In Matthew 19:12, Jesus is in a dialogue with the disciples on marriage, divorce, and adultery. He then describes three reasons men might be celibate:
“For there are eunuchs who were born so from their mother’s womb: and there are eunuchs who were made so by men: and there are eunuchs who have made themselves eunuchs for the kingdom of heaven. He who is able to accept this, let him accept it.” (New American Standard Bible)
I also researched what the passage might have read like in the original Greek — which is the closest version one could hope to find to the actual opinions of Jesus, written down decades after he said them in Aramaic. The word Matthew used was eunuchoi. The etymology is dense, complicated by the layers of meaning that get added and subtracted by subsequent translations and interpretations. Certainly, however, the three-fold definition offered by Jesus/ Matthew speaks to what I found in my research; the term eunuchoi was used to describe more than just a man who’d had his testicles removed. Jesus says eunuchs may be divided into three categories: Born that way, made that way by other men (castrated), or that way by choice (i.e. the intentionally celibate — a common choice of members of many religious sects in the time of Christ. )
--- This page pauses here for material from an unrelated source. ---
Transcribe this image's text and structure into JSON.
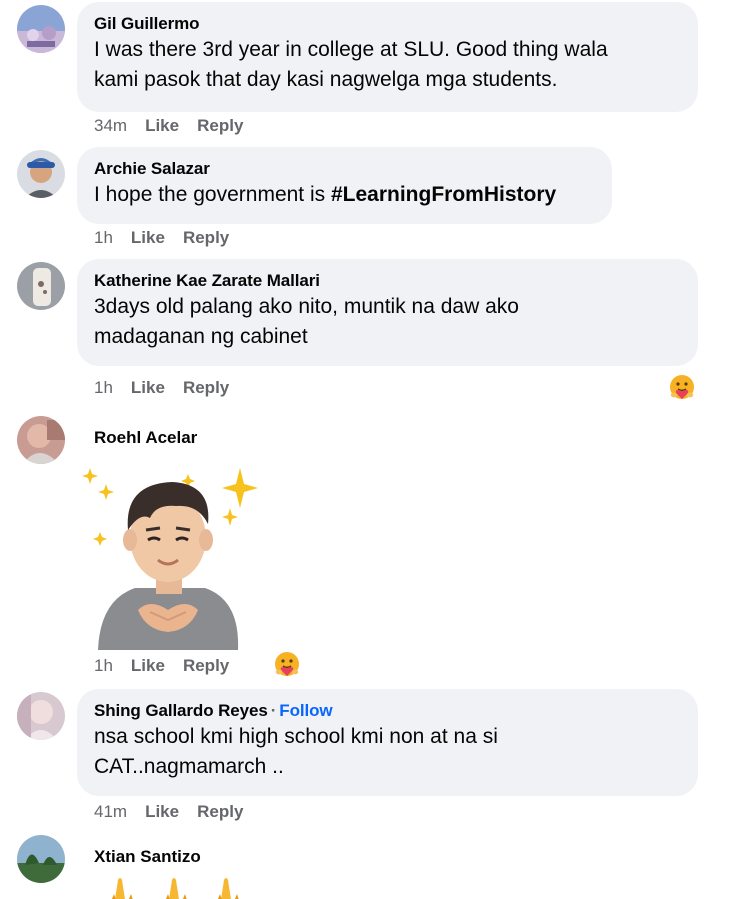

It is the first category that struck me: “…born so from the mother’s womb.” To cite another religious scholar/major diva, Lady Gaga: Some people are just born that way.
One can assume he was certainly referring to the biologically intersexed (previously known as hermaphrodites). But it is not remotely a stretch to conclude that he cast a much wider net. After all, the transgendered have always been with us — treated differently according to local culture, for sure, in the same way that boys who liked boys (and girls who liked girls) raised eyebrows in some places, and caused no one to blink in others.
However they get there, Jesus clearly has the same suggestion in how to treat them.
“He who is able to accept this, let him accept it.”
The “Nashville Statement” issued by evangelicals this week is the same old bullshit appropriation of the Bible to justify modern tribal prejudices. Normally, I reject the very notion of using this sweeping work of historical fiction to justify anything — but in this case, I’m gladly raising their Leviticus with a Matthew — and from the mouth of our Lord and Savior Jesus Christ himself, no less. There it is in black and white. People who don’t fit into traditional categories of anatomy and gender expression are simply people who don’t fit into traditional categories of anatomy and gender expression.
No need for panic. No need for demonization. No need, really, to make a fuss.
In other words, to paraphrase Jesus: